Academic researchers world-wide need to get up to speed with ongoing changes to patent legislation or face potentially grave financial consequences.
Academic researchers world-wide need to get up to speed with ongoing changes to patent legislation or face potentially grave financial consequences, warns US patent expert Kathleen Williams at Boston-based lawyers Palmer & Dodge.
One recent case in particular, Madey v. Duke, has ’huge ramifications’ for the academe-industry relationship, says Williams. The case concerns physics professor John Madey and his former employer Duke University. Madey developed a free electron laser while at Duke, which he asked the university to patent. Duke duly did, but made the ’big mistake’ of granting Madey ownership rather than simply handing it over in the form of a licence, says Williams. Madey subsequently left Duke for a post at Hawaii University, from where he sued Duke for continuing to use the laser he had developed.
’The case went up through the district courts, the penal courts to the supreme court,’ recalls Williams. ’In all cases the ruling was that Duke did have to pay royalties.’

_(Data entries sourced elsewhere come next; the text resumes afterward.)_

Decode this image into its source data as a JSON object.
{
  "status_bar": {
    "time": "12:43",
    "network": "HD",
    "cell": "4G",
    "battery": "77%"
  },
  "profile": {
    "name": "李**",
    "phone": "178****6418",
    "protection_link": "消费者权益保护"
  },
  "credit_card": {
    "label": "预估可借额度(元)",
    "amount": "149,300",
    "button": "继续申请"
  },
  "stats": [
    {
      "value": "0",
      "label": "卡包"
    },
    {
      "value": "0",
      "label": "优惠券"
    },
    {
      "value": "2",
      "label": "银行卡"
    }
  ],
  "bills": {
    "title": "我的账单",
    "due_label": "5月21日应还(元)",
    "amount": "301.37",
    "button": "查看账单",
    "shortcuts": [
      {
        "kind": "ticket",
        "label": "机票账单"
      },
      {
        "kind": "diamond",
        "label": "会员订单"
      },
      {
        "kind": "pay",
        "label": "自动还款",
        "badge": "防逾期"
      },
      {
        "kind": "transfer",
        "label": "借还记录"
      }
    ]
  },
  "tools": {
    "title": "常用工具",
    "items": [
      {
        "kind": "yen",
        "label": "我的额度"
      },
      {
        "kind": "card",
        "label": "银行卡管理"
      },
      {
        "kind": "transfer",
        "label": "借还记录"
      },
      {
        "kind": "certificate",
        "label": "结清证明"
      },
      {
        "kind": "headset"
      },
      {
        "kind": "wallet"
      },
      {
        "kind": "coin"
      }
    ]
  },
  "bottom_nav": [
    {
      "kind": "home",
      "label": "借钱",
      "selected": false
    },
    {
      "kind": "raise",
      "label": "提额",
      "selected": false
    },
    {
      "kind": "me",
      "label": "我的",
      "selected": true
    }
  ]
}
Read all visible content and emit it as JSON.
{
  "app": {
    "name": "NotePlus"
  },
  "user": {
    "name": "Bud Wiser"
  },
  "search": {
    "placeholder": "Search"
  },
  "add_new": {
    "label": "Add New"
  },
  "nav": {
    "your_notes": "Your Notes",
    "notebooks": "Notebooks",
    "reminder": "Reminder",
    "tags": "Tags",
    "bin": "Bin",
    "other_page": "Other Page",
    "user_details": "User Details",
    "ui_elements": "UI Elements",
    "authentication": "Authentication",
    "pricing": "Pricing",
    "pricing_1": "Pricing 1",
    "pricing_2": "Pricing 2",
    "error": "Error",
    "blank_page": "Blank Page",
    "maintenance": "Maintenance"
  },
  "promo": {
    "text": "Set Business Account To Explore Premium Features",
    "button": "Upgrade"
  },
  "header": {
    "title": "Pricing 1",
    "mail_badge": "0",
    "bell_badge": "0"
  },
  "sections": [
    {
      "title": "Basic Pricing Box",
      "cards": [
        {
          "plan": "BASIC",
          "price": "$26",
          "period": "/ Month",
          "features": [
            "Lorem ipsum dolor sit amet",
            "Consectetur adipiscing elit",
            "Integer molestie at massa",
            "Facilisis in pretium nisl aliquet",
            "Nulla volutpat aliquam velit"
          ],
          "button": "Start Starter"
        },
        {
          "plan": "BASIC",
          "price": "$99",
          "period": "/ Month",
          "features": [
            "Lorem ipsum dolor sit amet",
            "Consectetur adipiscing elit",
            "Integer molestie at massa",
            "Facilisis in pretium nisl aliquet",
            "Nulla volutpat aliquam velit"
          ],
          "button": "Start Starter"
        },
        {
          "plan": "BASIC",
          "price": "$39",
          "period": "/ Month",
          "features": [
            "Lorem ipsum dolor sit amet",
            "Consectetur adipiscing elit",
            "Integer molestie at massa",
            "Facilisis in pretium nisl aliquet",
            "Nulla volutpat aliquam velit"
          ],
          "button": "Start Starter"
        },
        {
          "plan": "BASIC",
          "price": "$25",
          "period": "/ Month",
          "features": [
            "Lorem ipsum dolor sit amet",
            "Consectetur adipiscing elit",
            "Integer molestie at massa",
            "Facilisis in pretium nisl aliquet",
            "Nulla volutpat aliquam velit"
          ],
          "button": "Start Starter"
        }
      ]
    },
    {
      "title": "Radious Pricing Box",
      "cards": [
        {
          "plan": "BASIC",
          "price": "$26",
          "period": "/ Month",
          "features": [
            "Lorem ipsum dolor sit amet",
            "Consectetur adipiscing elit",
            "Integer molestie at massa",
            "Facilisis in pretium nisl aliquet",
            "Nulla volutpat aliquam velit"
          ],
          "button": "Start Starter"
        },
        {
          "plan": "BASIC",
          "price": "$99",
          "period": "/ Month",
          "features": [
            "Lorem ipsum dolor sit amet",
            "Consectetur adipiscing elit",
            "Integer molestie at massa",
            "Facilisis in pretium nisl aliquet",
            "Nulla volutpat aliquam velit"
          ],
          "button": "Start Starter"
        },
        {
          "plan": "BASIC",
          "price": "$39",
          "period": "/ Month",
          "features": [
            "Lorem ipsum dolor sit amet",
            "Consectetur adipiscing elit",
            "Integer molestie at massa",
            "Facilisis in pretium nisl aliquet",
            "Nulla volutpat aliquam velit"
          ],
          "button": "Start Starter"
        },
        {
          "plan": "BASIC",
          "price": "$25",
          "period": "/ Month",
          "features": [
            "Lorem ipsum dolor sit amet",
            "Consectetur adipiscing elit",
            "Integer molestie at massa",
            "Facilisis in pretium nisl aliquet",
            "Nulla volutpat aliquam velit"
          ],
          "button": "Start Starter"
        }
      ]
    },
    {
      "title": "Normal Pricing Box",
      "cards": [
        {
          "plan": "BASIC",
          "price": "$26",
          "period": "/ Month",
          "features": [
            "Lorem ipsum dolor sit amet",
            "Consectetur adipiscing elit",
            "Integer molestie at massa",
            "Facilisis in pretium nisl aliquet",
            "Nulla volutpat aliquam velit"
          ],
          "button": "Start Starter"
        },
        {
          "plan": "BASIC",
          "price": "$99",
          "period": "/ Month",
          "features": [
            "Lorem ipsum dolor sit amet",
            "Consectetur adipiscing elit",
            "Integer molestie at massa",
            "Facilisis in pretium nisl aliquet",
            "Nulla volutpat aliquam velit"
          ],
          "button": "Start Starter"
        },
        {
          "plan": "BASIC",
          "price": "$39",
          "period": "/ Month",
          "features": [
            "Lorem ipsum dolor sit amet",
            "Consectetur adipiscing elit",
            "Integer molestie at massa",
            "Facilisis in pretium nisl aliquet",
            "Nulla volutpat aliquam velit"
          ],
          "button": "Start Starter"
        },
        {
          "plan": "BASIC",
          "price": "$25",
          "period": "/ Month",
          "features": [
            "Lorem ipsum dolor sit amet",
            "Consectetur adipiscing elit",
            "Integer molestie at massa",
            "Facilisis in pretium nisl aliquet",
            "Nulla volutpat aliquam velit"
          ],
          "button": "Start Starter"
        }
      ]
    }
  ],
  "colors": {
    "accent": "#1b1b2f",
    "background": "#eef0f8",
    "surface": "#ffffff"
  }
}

The larger issue, she says, is what this means for university research. Until this case, many universities engaged in not-for-profit research assumed they fell under the so-called ’experimental use exemption.’ But this turns out to be ’very, very narrow,’ says Williams. ’It’s still hard to verbalise what experimental use applies to,’ she said.
What the court said in its Madey v. Duke ruling ’is just astounding’, said Williams, who will chair a session on patent issues at Bio2004 (San Francisco, 6-9 June). According to the ruling, Duke was operating a business-like entity not only as a result of the patents it was filing - and Williams concedes that point - but also as a result of acquiring ’lucrative research grants’, which she finds shocking.
The question now is how the issue should be addressed. The recent release of a national research council report recommending a variety of changes to the US patent law for academic research makes a start, she says. ’It’s a US government effort to suggest more openness and flexibility in interpreting patent law,’ she told Chemistry World. ’It’s a reaction to the Madey v. Duke case and what it says is that there should be a legislative approach that should extend authorisation and consent to those conducting federally-funded research, and thus shield them from infringement liability.’ So there is some ground level effort, she says, although nothing has yet reached the stage of having anything before congress.
She views the session she is due to chair as an ’educational effort’. Time and again she is faced with ’surprise and shock’ from the researchers she meets. ’That tells me that people are not really aware of this yet,’ said Williams.